*WHAT YOU SHOULD DO:* Below is a block of records; repeat each one exactly.

(Dataset rows for apps and sites)

Segment Open

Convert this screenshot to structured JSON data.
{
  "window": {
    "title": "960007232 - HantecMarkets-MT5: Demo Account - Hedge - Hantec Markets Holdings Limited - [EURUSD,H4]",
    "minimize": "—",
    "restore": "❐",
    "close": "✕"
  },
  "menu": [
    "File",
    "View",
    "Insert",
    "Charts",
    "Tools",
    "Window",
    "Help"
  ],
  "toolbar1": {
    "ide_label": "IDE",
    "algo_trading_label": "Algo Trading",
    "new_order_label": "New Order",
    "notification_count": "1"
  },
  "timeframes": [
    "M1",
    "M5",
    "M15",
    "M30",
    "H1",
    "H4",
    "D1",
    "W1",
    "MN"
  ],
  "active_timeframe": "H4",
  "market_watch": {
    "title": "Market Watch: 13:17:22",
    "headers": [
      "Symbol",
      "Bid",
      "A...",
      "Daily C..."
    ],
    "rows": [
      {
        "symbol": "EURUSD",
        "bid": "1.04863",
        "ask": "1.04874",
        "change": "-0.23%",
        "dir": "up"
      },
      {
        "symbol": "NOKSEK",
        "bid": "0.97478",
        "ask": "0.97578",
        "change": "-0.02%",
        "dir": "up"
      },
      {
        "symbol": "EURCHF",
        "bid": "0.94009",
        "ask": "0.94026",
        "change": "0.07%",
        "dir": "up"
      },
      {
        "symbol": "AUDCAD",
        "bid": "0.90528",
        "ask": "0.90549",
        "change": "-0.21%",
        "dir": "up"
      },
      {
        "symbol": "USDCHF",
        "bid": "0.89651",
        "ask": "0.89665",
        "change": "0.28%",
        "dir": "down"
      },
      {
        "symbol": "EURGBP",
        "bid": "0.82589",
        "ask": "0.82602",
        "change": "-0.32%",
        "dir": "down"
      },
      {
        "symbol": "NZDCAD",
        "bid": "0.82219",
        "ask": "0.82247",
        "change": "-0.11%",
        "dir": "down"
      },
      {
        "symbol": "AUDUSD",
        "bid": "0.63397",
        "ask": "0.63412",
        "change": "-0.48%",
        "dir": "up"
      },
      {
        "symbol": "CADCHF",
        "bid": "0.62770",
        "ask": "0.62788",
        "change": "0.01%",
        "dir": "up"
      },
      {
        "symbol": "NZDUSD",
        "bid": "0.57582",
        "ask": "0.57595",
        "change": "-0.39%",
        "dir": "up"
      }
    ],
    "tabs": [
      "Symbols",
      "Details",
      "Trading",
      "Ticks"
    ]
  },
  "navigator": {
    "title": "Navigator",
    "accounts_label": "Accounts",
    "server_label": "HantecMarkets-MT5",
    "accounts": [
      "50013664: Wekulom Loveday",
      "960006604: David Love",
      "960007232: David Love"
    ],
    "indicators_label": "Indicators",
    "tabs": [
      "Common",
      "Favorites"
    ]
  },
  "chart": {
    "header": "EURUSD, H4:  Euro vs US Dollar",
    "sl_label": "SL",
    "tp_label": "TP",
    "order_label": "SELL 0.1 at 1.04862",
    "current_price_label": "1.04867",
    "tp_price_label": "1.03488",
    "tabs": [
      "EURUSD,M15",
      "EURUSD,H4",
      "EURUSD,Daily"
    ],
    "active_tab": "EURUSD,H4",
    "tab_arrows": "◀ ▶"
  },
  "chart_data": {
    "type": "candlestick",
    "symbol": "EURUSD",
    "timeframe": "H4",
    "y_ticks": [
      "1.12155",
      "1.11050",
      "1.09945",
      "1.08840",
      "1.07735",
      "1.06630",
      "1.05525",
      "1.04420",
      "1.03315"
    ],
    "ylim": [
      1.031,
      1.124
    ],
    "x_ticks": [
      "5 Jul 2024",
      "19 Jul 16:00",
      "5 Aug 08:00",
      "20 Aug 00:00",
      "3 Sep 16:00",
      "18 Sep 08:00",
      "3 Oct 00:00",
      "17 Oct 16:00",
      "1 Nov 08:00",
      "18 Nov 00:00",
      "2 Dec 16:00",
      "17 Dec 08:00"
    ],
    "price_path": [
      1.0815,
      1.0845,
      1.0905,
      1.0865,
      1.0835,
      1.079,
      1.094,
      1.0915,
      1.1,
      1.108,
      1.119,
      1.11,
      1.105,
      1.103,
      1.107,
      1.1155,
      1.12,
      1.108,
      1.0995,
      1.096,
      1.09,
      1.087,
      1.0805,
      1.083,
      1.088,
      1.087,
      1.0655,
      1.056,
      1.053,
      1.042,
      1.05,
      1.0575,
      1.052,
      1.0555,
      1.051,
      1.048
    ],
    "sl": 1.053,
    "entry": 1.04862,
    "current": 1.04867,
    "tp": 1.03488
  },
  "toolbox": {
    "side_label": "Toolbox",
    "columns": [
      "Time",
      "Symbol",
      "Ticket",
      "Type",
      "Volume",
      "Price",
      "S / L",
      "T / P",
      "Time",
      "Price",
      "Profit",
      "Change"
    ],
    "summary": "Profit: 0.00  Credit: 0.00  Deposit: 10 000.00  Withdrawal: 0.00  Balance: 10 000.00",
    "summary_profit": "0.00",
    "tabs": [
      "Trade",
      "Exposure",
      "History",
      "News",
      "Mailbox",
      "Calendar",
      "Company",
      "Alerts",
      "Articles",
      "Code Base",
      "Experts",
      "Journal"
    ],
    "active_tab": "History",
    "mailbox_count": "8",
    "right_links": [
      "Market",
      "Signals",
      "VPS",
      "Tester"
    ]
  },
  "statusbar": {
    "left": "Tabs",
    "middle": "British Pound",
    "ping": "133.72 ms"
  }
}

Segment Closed

*FINAL ANSWER:*
Convert this screenshot to structured JSON data.
{
  "window": {
    "title": "960007232 - HantecMarkets-MT5: Demo Account - Hedge - Hantec Markets Holdings Limited - [EURUSD,H4]",
    "minimize": "—",
    "restore": "❐",
    "close": "✕"
  },
  "menu": [
    "File",
    "View",
    "Insert",
    "Charts",
    "Tools",
    "Window",
    "Help"
  ],
  "toolbar1": {
    "ide_label": "IDE",
    "algo_trading_label": "Algo Trading",
    "new_order_label": "New Order",
    "notification_count": "1"
  },
  "timeframes": [
    "M1",
    "M5",
    "M15",
    "M30",
    "H1",
    "H4",
    "D1",
    "W1",
    "MN"
  ],
  "active_timeframe": "H4",
  "market_watch": {
    "title": "Market Watch: 13:17:22",
    "headers": [
      "Symbol",
      "Bid",
      "A...",
      "Daily C..."
    ],
    "rows": [
      {
        "symbol": "EURUSD",
        "bid": "1.04863",
        "ask": "1.04874",
        "change": "-0.23%",
        "dir": "up"
      },
      {
        "symbol": "NOKSEK",
        "bid": "0.97478",
        "ask": "0.97578",
        "change": "-0.02%",
        "dir": "up"
      },
      {
        "symbol": "EURCHF",
        "bid": "0.94009",
        "ask": "0.94026",
        "change": "0.07%",
        "dir": "up"
      },
      {
        "symbol": "AUDCAD",
        "bid": "0.90528",
        "ask": "0.90549",
        "change": "-0.21%",
        "dir": "up"
      },
      {
        "symbol": "USDCHF",
        "bid": "0.89651",
        "ask": "0.89665",
        "change": "0.28%",
        "dir": "down"
      },
      {
        "symbol": "EURGBP",
        "bid": "0.82589",
        "ask": "0.82602",
        "change": "-0.32%",
        "dir": "down"
      },
      {
        "symbol": "NZDCAD",
        "bid": "0.82219",
        "ask": "0.82247",
        "change": "-0.11%",
        "dir": "down"
      },
      {
        "symbol": "AUDUSD",
        "bid": "0.63397",
        "ask": "0.63412",
        "change": "-0.48%",
        "dir": "up"
      },
      {
        "symbol": "CADCHF",
        "bid": "0.62770",
        "ask": "0.62788",
        "change": "0.01%",
        "dir": "up"
      },
      {
        "symbol": "NZDUSD",
        "bid": "0.57582",
        "ask": "0.57595",
        "change": "-0.39%",
        "dir": "up"
      }
    ],
    "tabs": [
      "Symbols",
      "Details",
      "Trading",
      "Ticks"
    ]
  },
  "navigator": {
    "title": "Navigator",
    "accounts_label": "Accounts",
    "server_label": "HantecMarkets-MT5",
    "accounts": [
      "50013664: Wekulom Loveday",
      "960006604: David Love",
      "960007232: David Love"
    ],
    "indicators_label": "Indicators",
    "tabs": [
      "Common",
      "Favorites"
    ]
  },
  "chart": {
    "header": "EURUSD, H4:  Euro vs US Dollar",
    "sl_label": "SL",
    "tp_label": "TP",
    "order_label": "SELL 0.1 at 1.04862",
    "current_price_label": "1.04867",
    "tp_price_label": "1.03488",
    "tabs": [
      "EURUSD,M15",
      "EURUSD,H4",
      "EURUSD,Daily"
    ],
    "active_tab": "EURUSD,H4",
    "tab_arrows": "◀ ▶"
  },
  "chart_data": {
    "type": "candlestick",
    "symbol": "EURUSD",
    "timeframe": "H4",
    "y_ticks": [
      "1.12155",
      "1.11050",
      "1.09945",
      "1.08840",
      "1.07735",
      "1.06630",
      "1.05525",
      "1.04420",
      "1.03315"
    ],
    "ylim": [
      1.031,
      1.124
    ],
    "x_ticks": [
      "5 Jul 2024",
      "19 Jul 16:00",
      "5 Aug 08:00",
      "20 Aug 00:00",
      "3 Sep 16:00",
      "18 Sep 08:00",
      "3 Oct 00:00",
      "17 Oct 16:00",
      "1 Nov 08:00",
      "18 Nov 00:00",
      "2 Dec 16:00",
      "17 Dec 08:00"
    ],
    "price_path": [
      1.0815,
      1.0845,
      1.0905,
      1.0865,
      1.0835,
      1.079,
      1.094,
      1.0915,
      1.1,
      1.108,
      1.119,
      1.11,
      1.105,
      1.103,
      1.107,
      1.1155,
      1.12,
      1.108,
      1.0995,
      1.096,
      1.09,
      1.087,
      1.0805,
      1.083,
      1.088,
      1.087,
      1.0655,
      1.056,
      1.053,
      1.042,
      1.05,
      1.0575,
      1.052,
      1.0555,
      1.051,
      1.048
    ],
    "sl": 1.053,
    "entry": 1.04862,
    "current": 1.04867,
    "tp": 1.03488
  },
  "toolbox": {
    "side_label": "Toolbox",
    "columns": [
      "Time",
      "Symbol",
      "Ticket",
      "Type",
      "Volume",
      "Price",
      "S / L",
      "T / P",
      "Time",
      "Price",
      "Profit",
      "Change"
    ],
    "summary": "Profit: 0.00  Credit: 0.00  Deposit: 10 000.00  Withdrawal: 0.00  Balance: 10 000.00",
    "summary_profit": "0.00",
    "tabs": [
      "Trade",
      "Exposure",
      "History",
      "News",
      "Mailbox",
      "Calendar",
      "Company",
      "Alerts",
      "Articles",
      "Code Base",
      "Experts",
      "Journal"
    ],
    "active_tab": "History",
    "mailbox_count": "8",
    "right_links": [
      "Market",
      "Signals",
      "VPS",
      "Tester"
    ]
  },
  "statusbar": {
    "left": "Tabs",
    "middle": "British Pound",
    "ping": "133.72 ms"
  }
}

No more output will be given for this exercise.